Faculty » David A. Rosenbaum

*** Starting at UCR July 2016 ***

Research Statement

Psychology is the science of mental life and behavior, yet remarkably little psychological research has been done on the topic of how we get from mental life to behavior. How do we plan and control our physical actions? How do we form the ideas that let us act, even for simple acts like speaking, reaching for objects, and walking on a university campus?

Answering this question can have important implications for medicine, engineering, and education. With a better understanding of the means by which thoughts are translated into actions, we can help people with movement difficulties, build smarter robots, and design better training methods for enhancing physical skills, such as those used in basic daily-life activities, playing music, playing sports, working, traveling, and so on.

The way we seek to better understand the translation of intentions into actions in our lab is mainly to rely on behavioral techniques. We generally ask people to carry out everyday tasks and we study how they perform the tasks. We assume that the way they do so can reveal what goes on in their minds before they do what they do.

With this simple approach, we have discovered several new phenomena: (1) It is easier to perform actions with repeated elements than with non-repeated elements; (2) repetition effects are so strong that people carry out movements in inefficient ways unless they are given strong incentives to switch; (3) people grab objects in ways that anticipate the body positions they will be in when they need the greatest control; (4) people pick up and carry objects that give them a sense of nearing goal completion even if they have to expend more effort in the process. Some of these discoveries have gotten media attention, including coverage in Scientific American and the New York Times.

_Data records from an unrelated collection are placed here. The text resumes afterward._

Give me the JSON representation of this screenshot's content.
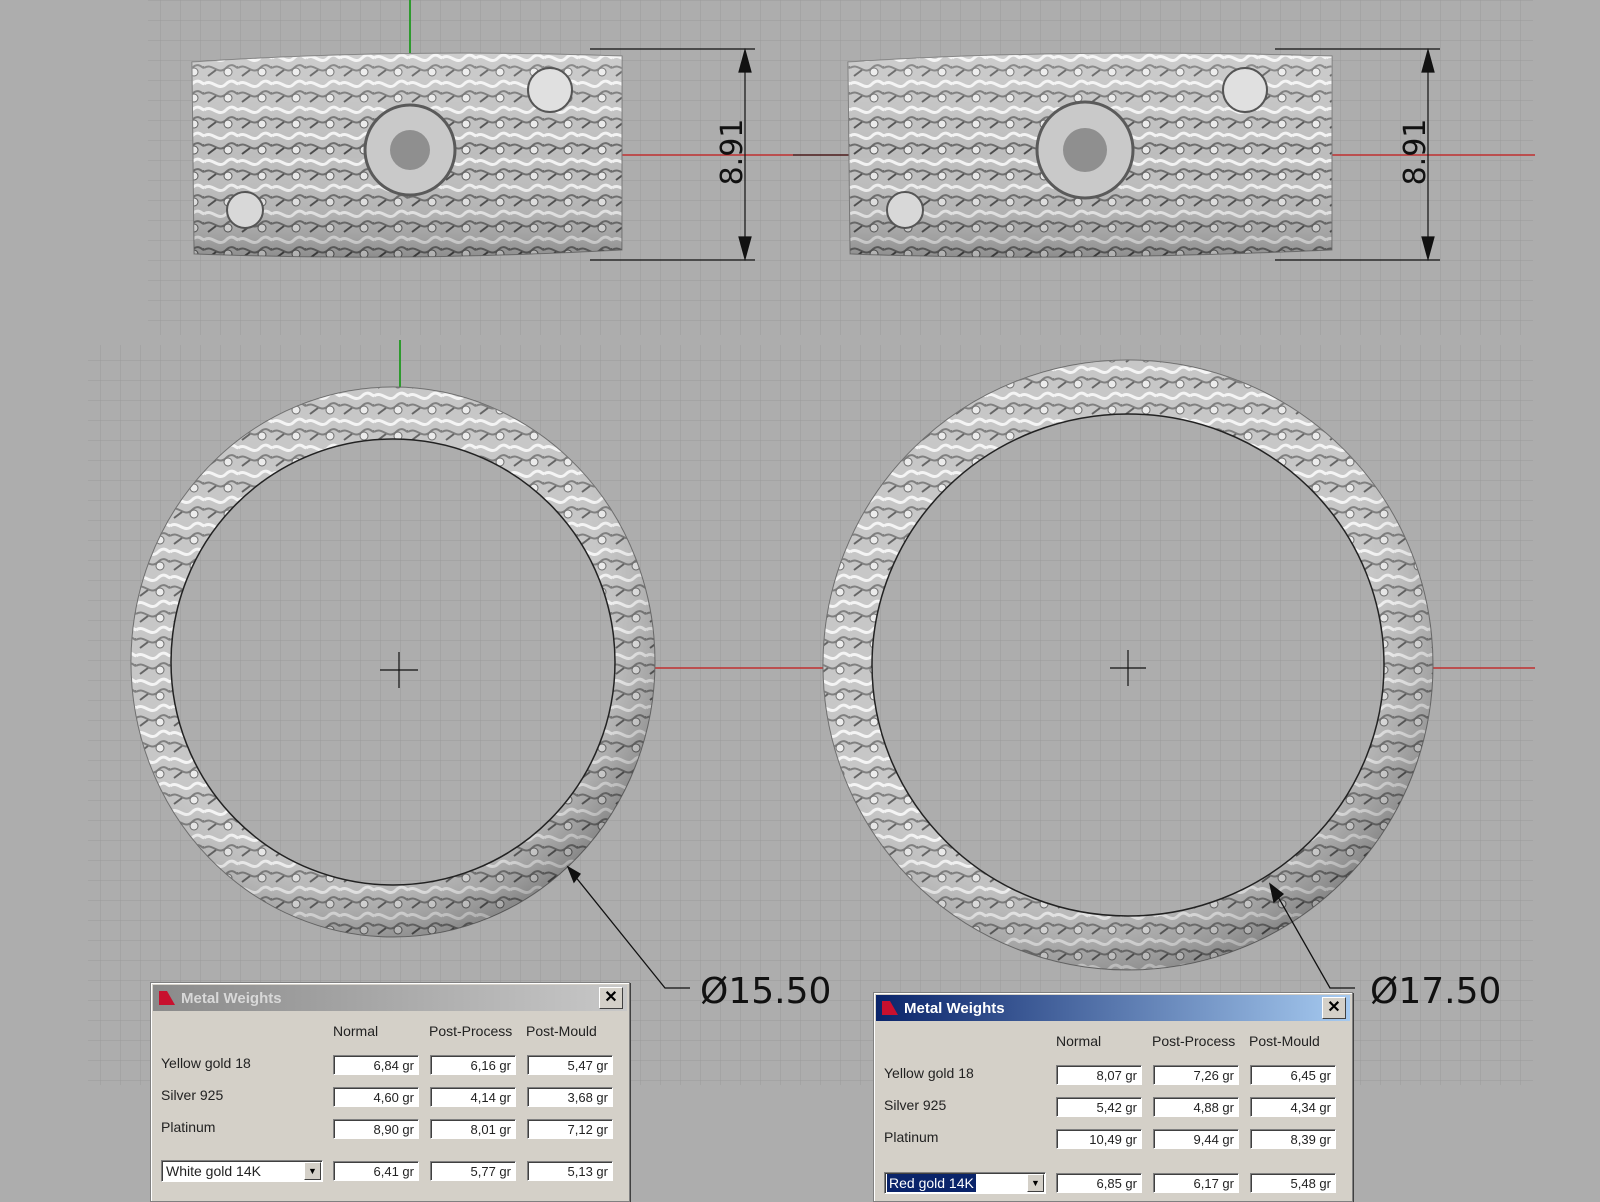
{
  "dimensions": {
    "height_label": "8.91",
    "diameter_left": "Ø15.50",
    "diameter_right": "Ø17.50"
  },
  "icons": {
    "app": "ruby-icon",
    "close": "close-icon",
    "dropdown": "chevron-down-icon"
  },
  "colors": {
    "x_axis": "#c03030",
    "y_axis": "#2e9a2e",
    "active_title": "#0a246a"
  },
  "dialogs": [
    {
      "title": "Metal Weights",
      "active": false,
      "close_label": "✕",
      "columns": [
        "Normal",
        "Post-Process",
        "Post-Mould"
      ],
      "rows": [
        {
          "label": "Yellow gold 18",
          "values": [
            "6,84 gr",
            "6,16 gr",
            "5,47 gr"
          ]
        },
        {
          "label": "Silver 925",
          "values": [
            "4,60 gr",
            "4,14 gr",
            "3,68 gr"
          ]
        },
        {
          "label": "Platinum",
          "values": [
            "8,90 gr",
            "8,01 gr",
            "7,12 gr"
          ]
        }
      ],
      "custom": {
        "selected": "White gold 14K",
        "values": [
          "6,41 gr",
          "5,77 gr",
          "5,13 gr"
        ]
      }
    },
    {
      "title": "Metal Weights",
      "active": true,
      "close_label": "✕",
      "columns": [
        "Normal",
        "Post-Process",
        "Post-Mould"
      ],
      "rows": [
        {
          "label": "Yellow gold 18",
          "values": [
            "8,07 gr",
            "7,26 gr",
            "6,45 gr"
          ]
        },
        {
          "label": "Silver 925",
          "values": [
            "5,42 gr",
            "4,88 gr",
            "4,34 gr"
          ]
        },
        {
          "label": "Platinum",
          "values": [
            "10,49 gr",
            "9,44 gr",
            "8,39 gr"
          ]
        }
      ],
      "custom": {
        "selected": "Red gold 14K",
        "values": [
          "6,85 gr",
          "6,17 gr",
          "5,48 gr"
        ]
      }
    }
  ]
}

Students interested in working in this lab should know that a unique feature of this kind of work is that most of the research is very “low-tech” though the implications are technical and potentially far-reaching. Students new to research can dive right in and be involved immediately in designing and running experiments. Having an immense amount of fun while being engaged in serious work is also a high priority of this laboratory.

Selected Publications

Rosenbaum, D. A. (2015). It’s A Jungle In There: How Competition And Cooperation In The Brain Shape The Mind. New York, New York: Oxford University Press. {Paperback edition of 2014 book}

Rosenbaum, D. A., Vaughan, J., & Wyble, B. (2015). MATLAB For Behavioral Scientists (Second Edition). Routledge/Taylor and Francis Group.

Coelho, C. J., Studenka, B. E., & Rosenbaum, D. A. (2014). End-state comfort trumps handedness in object manipulation. Journal of Experimental Psychology: Human Perception and Performance, 40, 718-730.

Rosenbaum, D. A., Gong, L., & Potts, C. A. (2014). Pre-crastination: Hastening subgoal completion at the expense of extra physical effort. Psychological Science, 25, 1487-1496.

Rosenbaum, D. A., Herbort, O., Weiss, D. J., & van der Wel, R. (2014). What’s in a grasp? American Scientist, 102, 366-373.

Coelho, C. J., & Rosenbaum, D. A. (2013). Is handedness just response bias? Psychonomic Bulletin & Review, 20, 957-962.

Rosenbaum, D. A. (2013). Planning and performing physical actions. In D. Reisberg (Ed.). Oxford Handbook of Cognitive Psychology (pp. 859-873). New York: Oxford University Press.

Coelho, C., J., Nusbaum, H. C., Rosenbaum, D. A., & Fenn, K. M. (2012). Imagined actions aren’t just weak actions: Task variability promotes skill learning in physical practice but not in mental practice. Journal of Experimental Psychology: Learning, Memory, and Cognition, 38, 1759-1764.

Rosenbaum, D. A., Chapman, K. M., Weigelt, M., Weiss, D. J., & van der Wel, R. (2012). Cognition, action, and object manipulation. Psychological Bulletin, 138, 924-946.

Rosenbaum, D. A. (2012). The tiger on your tail: Choosing between temporally extended behaviors. Psychological Science, 23, 855-860.

Santamaria, J. P. & Rosenbaum, D. A. (2011). Etiquette and effort: Holding doors for others. Psychological Science, 22, 584-588.

Rosenbaum, D. A. (2010). Human Motor Control (Second Edition). San Diego, CA: Elsevier/Academic Press. Translated into Japanese in 2012 by MIWA-SHOTEN, LTD, Japan.